Work instruction: Write the records out once more, exactly as they appear below.

[Interface dataset entries]
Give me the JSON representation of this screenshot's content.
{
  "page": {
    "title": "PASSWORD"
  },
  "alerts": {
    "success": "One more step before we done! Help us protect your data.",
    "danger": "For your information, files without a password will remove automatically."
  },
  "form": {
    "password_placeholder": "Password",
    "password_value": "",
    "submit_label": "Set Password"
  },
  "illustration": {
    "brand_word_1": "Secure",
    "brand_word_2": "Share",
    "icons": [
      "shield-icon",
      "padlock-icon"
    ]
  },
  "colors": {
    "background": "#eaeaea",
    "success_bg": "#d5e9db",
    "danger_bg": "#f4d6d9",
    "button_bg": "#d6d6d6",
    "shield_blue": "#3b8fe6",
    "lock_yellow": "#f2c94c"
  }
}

Written reply:
Give me the JSON representation of this screenshot's content.
{
  "page": {
    "title": "PASSWORD"
  },
  "alerts": {
    "success": "One more step before we done! Help us protect your data.",
    "danger": "For your information, files without a password will remove automatically."
  },
  "form": {
    "password_placeholder": "Password",
    "password_value": "",
    "submit_label": "Set Password"
  },
  "illustration": {
    "brand_word_1": "Secure",
    "brand_word_2": "Share",
    "icons": [
      "shield-icon",
      "padlock-icon"
    ]
  },
  "colors": {
    "background": "#eaeaea",
    "success_bg": "#d5e9db",
    "danger_bg": "#f4d6d9",
    "button_bg": "#d6d6d6",
    "shield_blue": "#3b8fe6",
    "lock_yellow": "#f2c94c"
  }
}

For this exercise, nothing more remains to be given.